AIM OF THE EXERCISE >> Your copy of the data below must be exact and must leave out all pictures.
STUDY MATERIAL Start Marker
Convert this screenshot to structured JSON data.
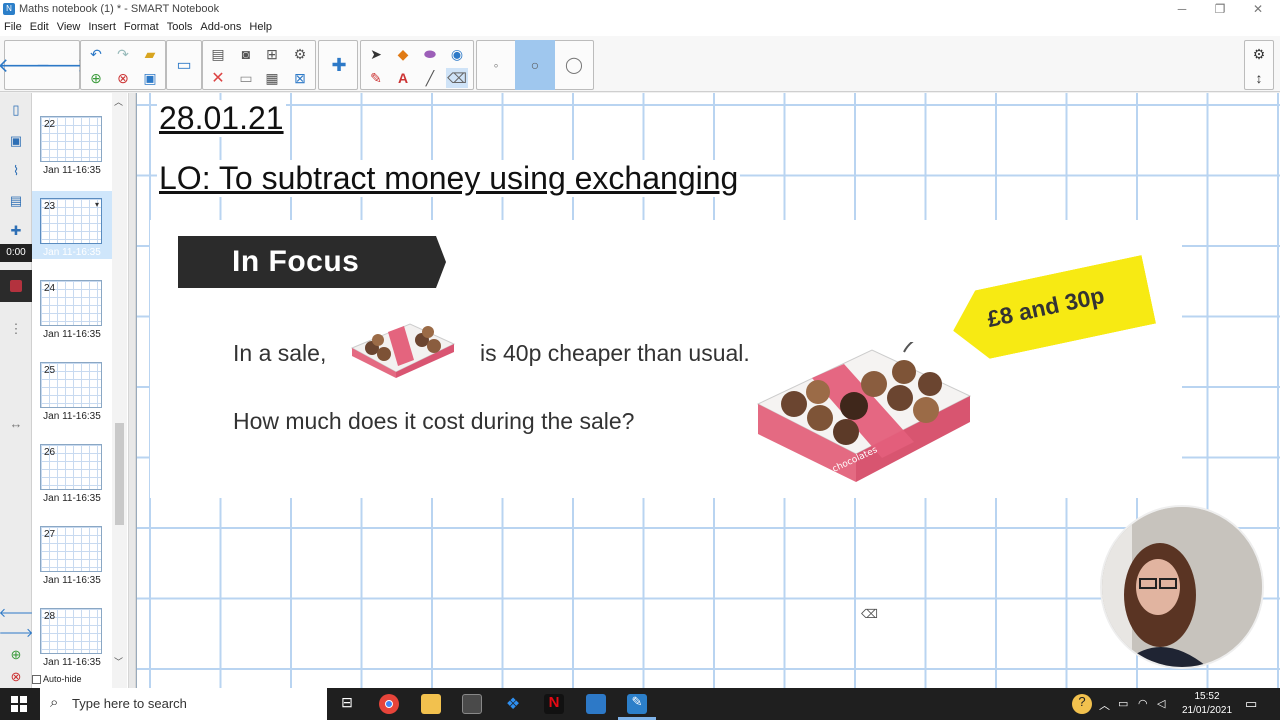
{
  "window": {
    "title": "Maths notebook (1) * - SMART Notebook"
  },
  "menu": {
    "items": [
      "File",
      "Edit",
      "View",
      "Insert",
      "Format",
      "Tools",
      "Add-ons",
      "Help"
    ]
  },
  "recorder": {
    "time": "0:00"
  },
  "slides": [
    {
      "number": "22",
      "date": "Jan 11-16:35"
    },
    {
      "number": "23",
      "date": "Jan 11-16:35"
    },
    {
      "number": "24",
      "date": "Jan 11-16:35"
    },
    {
      "number": "25",
      "date": "Jan 11-16:35"
    },
    {
      "number": "26",
      "date": "Jan 11-16:35"
    },
    {
      "number": "27",
      "date": "Jan 11-16:35"
    },
    {
      "number": "28",
      "date": "Jan 11-16:35"
    }
  ],
  "sorter": {
    "autohide_label": "Auto-hide"
  },
  "page": {
    "date": "28.01.21",
    "lo": "LO: To subtract money using exchanging",
    "infocus": {
      "banner": "In Focus",
      "line1a": "In a sale,",
      "line1b": "is 40p cheaper than usual.",
      "line2": "How much does it cost during the sale?",
      "price_tag": "£8 and 30p",
      "box_label": "chocolates"
    }
  },
  "taskbar": {
    "search_placeholder": "Type here to search",
    "time": "15:52",
    "date": "21/01/2021"
  },
  "colors": {
    "accent": "#2c7fc9",
    "grid": "#b9d4f1",
    "tag": "#f7ea13",
    "banner": "#2b2b2b"
  }
}
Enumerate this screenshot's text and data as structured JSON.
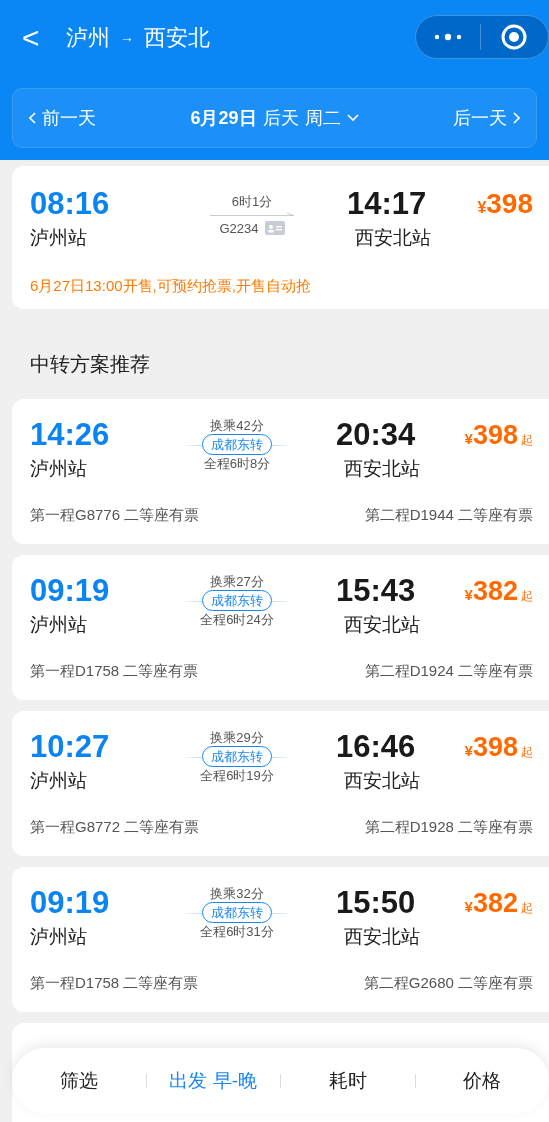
{
  "header": {
    "back": "<",
    "from": "泸州",
    "arrow": "→",
    "to": "西安北"
  },
  "date_bar": {
    "prev": "前一天",
    "date": "6月29日",
    "day": "后天",
    "weekday": "周二",
    "next": "后一天"
  },
  "direct": {
    "depart_time": "08:16",
    "depart_station": "泸州站",
    "duration": "6时1分",
    "train": "G2234",
    "arrive_time": "14:17",
    "arrive_station": "西安北站",
    "price_symbol": "¥",
    "price": "398",
    "notice": "6月27日13:00开售,可预约抢票,开售自动抢"
  },
  "section_title": "中转方案推荐",
  "transfers": [
    {
      "depart_time": "14:26",
      "depart_station": "泸州站",
      "wait": "换乘42分",
      "via": "成都东转",
      "total": "全程6时8分",
      "arrive_time": "20:34",
      "arrive_station": "西安北站",
      "price_symbol": "¥",
      "price": "398",
      "suffix": "起",
      "leg1": "第一程G8776 二等座有票",
      "leg2": "第二程D1944 二等座有票"
    },
    {
      "depart_time": "09:19",
      "depart_station": "泸州站",
      "wait": "换乘27分",
      "via": "成都东转",
      "total": "全程6时24分",
      "arrive_time": "15:43",
      "arrive_station": "西安北站",
      "price_symbol": "¥",
      "price": "382",
      "suffix": "起",
      "leg1": "第一程D1758 二等座有票",
      "leg2": "第二程D1924 二等座有票"
    },
    {
      "depart_time": "10:27",
      "depart_station": "泸州站",
      "wait": "换乘29分",
      "via": "成都东转",
      "total": "全程6时19分",
      "arrive_time": "16:46",
      "arrive_station": "西安北站",
      "price_symbol": "¥",
      "price": "398",
      "suffix": "起",
      "leg1": "第一程G8772 二等座有票",
      "leg2": "第二程D1928 二等座有票"
    },
    {
      "depart_time": "09:19",
      "depart_station": "泸州站",
      "wait": "换乘32分",
      "via": "成都东转",
      "total": "全程6时31分",
      "arrive_time": "15:50",
      "arrive_station": "西安北站",
      "price_symbol": "¥",
      "price": "382",
      "suffix": "起",
      "leg1": "第一程D1758 二等座有票",
      "leg2": "第二程G2680 二等座有票"
    }
  ],
  "sort_bar": [
    {
      "label": "筛选",
      "selected": false
    },
    {
      "label": "出发 早-晚",
      "selected": true
    },
    {
      "label": "耗时",
      "selected": false
    },
    {
      "label": "价格",
      "selected": false
    }
  ]
}
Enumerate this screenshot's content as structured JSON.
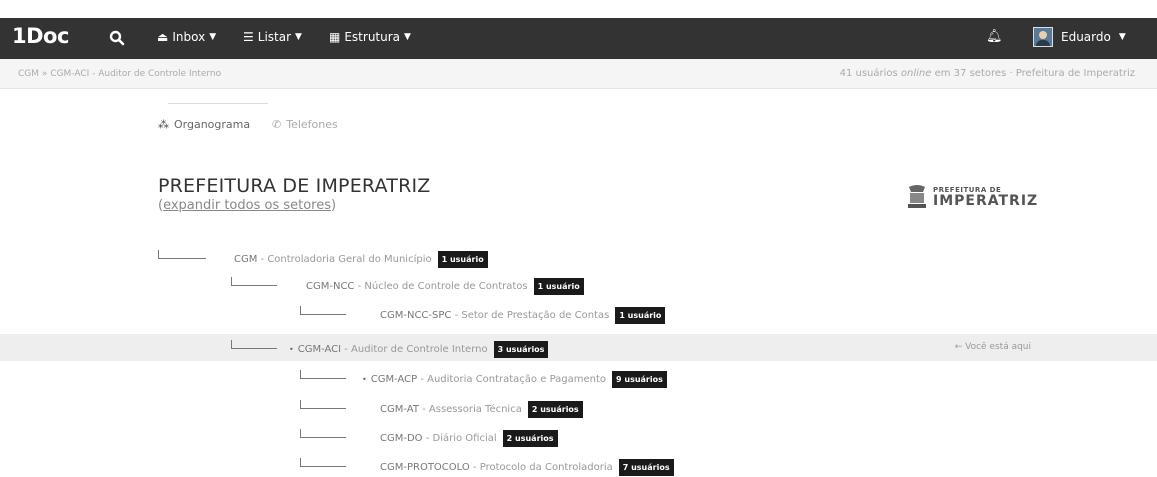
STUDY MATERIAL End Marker
EXERCISE RESULT >>
Convert this screenshot to structured JSON data.
{
  "window": {
    "title": "Maths notebook (1) * - SMART Notebook"
  },
  "menu": {
    "items": [
      "File",
      "Edit",
      "View",
      "Insert",
      "Format",
      "Tools",
      "Add-ons",
      "Help"
    ]
  },
  "recorder": {
    "time": "0:00"
  },
  "slides": [
    {
      "number": "22",
      "date": "Jan 11-16:35"
    },
    {
      "number": "23",
      "date": "Jan 11-16:35"
    },
    {
      "number": "24",
      "date": "Jan 11-16:35"
    },
    {
      "number": "25",
      "date": "Jan 11-16:35"
    },
    {
      "number": "26",
      "date": "Jan 11-16:35"
    },
    {
      "number": "27",
      "date": "Jan 11-16:35"
    },
    {
      "number": "28",
      "date": "Jan 11-16:35"
    }
  ],
  "sorter": {
    "autohide_label": "Auto-hide"
  },
  "page": {
    "date": "28.01.21",
    "lo": "LO: To subtract money using exchanging",
    "infocus": {
      "banner": "In Focus",
      "line1a": "In a sale,",
      "line1b": "is 40p cheaper than usual.",
      "line2": "How much does it cost during the sale?",
      "price_tag": "£8 and 30p",
      "box_label": "chocolates"
    }
  },
  "taskbar": {
    "search_placeholder": "Type here to search",
    "time": "15:52",
    "date": "21/01/2021"
  },
  "colors": {
    "accent": "#2c7fc9",
    "grid": "#b9d4f1",
    "tag": "#f7ea13",
    "banner": "#2b2b2b"
  }
}
Enumerate this screenshot's text and data as structured JSON.
{
  "header": {
    "back": "<",
    "from": "泸州",
    "arrow": "→",
    "to": "西安北"
  },
  "date_bar": {
    "prev": "前一天",
    "date": "6月29日",
    "day": "后天",
    "weekday": "周二",
    "next": "后一天"
  },
  "direct": {
    "depart_time": "08:16",
    "depart_station": "泸州站",
    "duration": "6时1分",
    "train": "G2234",
    "arrive_time": "14:17",
    "arrive_station": "西安北站",
    "price_symbol": "¥",
    "price": "398",
    "notice": "6月27日13:00开售,可预约抢票,开售自动抢"
  },
  "section_title": "中转方案推荐",
  "transfers": [
    {
      "depart_time": "14:26",
      "depart_station": "泸州站",
      "wait": "换乘42分",
      "via": "成都东转",
      "total": "全程6时8分",
      "arrive_time": "20:34",
      "arrive_station": "西安北站",
      "price_symbol": "¥",
      "price": "398",
      "suffix": "起",
      "leg1": "第一程G8776 二等座有票",
      "leg2": "第二程D1944 二等座有票"
    },
    {
      "depart_time": "09:19",
      "depart_station": "泸州站",
      "wait": "换乘27分",
      "via": "成都东转",
      "total": "全程6时24分",
      "arrive_time": "15:43",
      "arrive_station": "西安北站",
      "price_symbol": "¥",
      "price": "382",
      "suffix": "起",
      "leg1": "第一程D1758 二等座有票",
      "leg2": "第二程D1924 二等座有票"
    },
    {
      "depart_time": "10:27",
      "depart_station": "泸州站",
      "wait": "换乘29分",
      "via": "成都东转",
      "total": "全程6时19分",
      "arrive_time": "16:46",
      "arrive_station": "西安北站",
      "price_symbol": "¥",
      "price": "398",
      "suffix": "起",
      "leg1": "第一程G8772 二等座有票",
      "leg2": "第二程D1928 二等座有票"
    },
    {
      "depart_time": "09:19",
      "depart_station": "泸州站",
      "wait": "换乘32分",
      "via": "成都东转",
      "total": "全程6时31分",
      "arrive_time": "15:50",
      "arrive_station": "西安北站",
      "price_symbol": "¥",
      "price": "382",
      "suffix": "起",
      "leg1": "第一程D1758 二等座有票",
      "leg2": "第二程G2680 二等座有票"
    }
  ],
  "sort_bar": [
    {
      "label": "筛选",
      "selected": false
    },
    {
      "label": "出发 早-晚",
      "selected": true
    },
    {
      "label": "耗时",
      "selected": false
    },
    {
      "label": "价格",
      "selected": false
    }
  ]
}
Enumerate this screenshot's content as structured JSON.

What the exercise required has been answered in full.